This year has been a very good one for fans of comic book movies. The genre seemed unstoppable at the box office and destined to be a force to recon with for the foreseeable future. Then December came around and a lot of comic movie fans started scratching Lionsgate off of their Christmas lists. Because two comic adaptations from the studio might just kill the comic book genre altogether.
Punisher: War Zone and The Spirit share more in common than just a studio. Both are films based on iconic comic book characters, characters that changed the medium when they were introduced. Both movies offer the characters returning to celluloid (The Punisher starred in two previous motion pictures, and the Spirit was the focus of a TV movie in the late 1980s). Both films were released within weeks of one another, and both have the makings of being two of the biggest flops in cinematic history.
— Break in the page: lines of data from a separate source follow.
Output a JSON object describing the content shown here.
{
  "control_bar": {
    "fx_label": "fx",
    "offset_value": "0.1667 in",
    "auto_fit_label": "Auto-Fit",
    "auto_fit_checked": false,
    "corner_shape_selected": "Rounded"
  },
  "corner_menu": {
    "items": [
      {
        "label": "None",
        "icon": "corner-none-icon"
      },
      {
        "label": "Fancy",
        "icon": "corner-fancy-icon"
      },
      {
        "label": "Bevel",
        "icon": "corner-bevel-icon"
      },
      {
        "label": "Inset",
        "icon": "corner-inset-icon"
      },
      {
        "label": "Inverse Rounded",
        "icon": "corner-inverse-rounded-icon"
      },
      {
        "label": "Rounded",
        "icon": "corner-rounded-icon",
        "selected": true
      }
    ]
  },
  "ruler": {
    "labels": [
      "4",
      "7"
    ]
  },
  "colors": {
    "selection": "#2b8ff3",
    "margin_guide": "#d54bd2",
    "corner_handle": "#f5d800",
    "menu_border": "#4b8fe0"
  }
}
Punisher: War Zone was released on December 5th and only ranked a 22% fresh over at Rotten Tomatoes. It opened in a paltry 8th position, grossing only $4,271,451 in its opening weekend. It was out of theaters 3 weeks later, with only $8,816,788 in tickets sales, earning back only a quarter of its $35 Million estimated production budget.
Punisher: War Zone left theaters just as The Spirit was entering them. Frank Miller’s adaptation of the classic Will Eisner hero fared even worse with the critics over at Rotten Tomatoes, earning only a 16% fresh ranking.
The film opened on Christmas day, and, like War Zone,it opened in the lower part of the top 10, at number 9, in its opening weekend. It earned $6,510,000 for the the post-holiday weekend and $10.352,000 for the five-day period. Budget estimates for the film are not available, but logic dictates that it has to be close to Sin City‘s $40 Million budget. Earning 25% of your production costs back in one weekend is as good as what Punisher: War Zone did in its entire run, but The Spirit is still unlikely to make a profit.
There is one thing that is certain. Two high-profile comic book films tanking at the box office in such quick succession could be damaging to the genre’s future.
This might seem outrageous to some. After all, films adapting or inspired by comic books made close to $3 Billion dollars worldwide up to this point. But Hollywood is very much a “what have you done for me lately” kind of town. The Dark Knight came out months ago, it’s ancient history. The studios might look at the performance of Punisher: War Zone and The Spirit and think it indicates a change in the tastes of the moviegoing audience.
Comic fans might say there are mitigating factors. War Zone was the third time to the well for the Punisher character. It could have been three strikes and you’re out. And The Spirit was released the same day as four other highly anticipated films–Marley and Me, Bedtime Stories, The Curious Case of Benjamin Button and Valkyrie. Some movie had to lose in that scenario.
On top of that, both films were directed by relatively unknown and inexperience directors and neither had a big-name star in the lead. Add that to the bad reviews, and there are valid reasons why people stayed away other than they were just tired of comic book movies.
The effect these flops have on the genre will not be seen right away. Watchmen, barring any legal injunction, will be hitting screens in March. X-Men Origins: Wolverine will arrive two months later. Pre-production has begun on a sequel to Iron Man and you know Warner Brothers will have one for The Dark Knight as well. So there will be comic movies coming for the next couple years at least.
But it will be interesting to see if studios are willing to take a chance on lesser known comic properties. There is also a chance that some of the comic films in development might be sent into turnaround. In a perfect world, you’d have the studios look at Punisher: War Zone and The Spirit and figure out their mistakes to make a better comic book movie. But it is far more likely that they could move away from the genre entirely.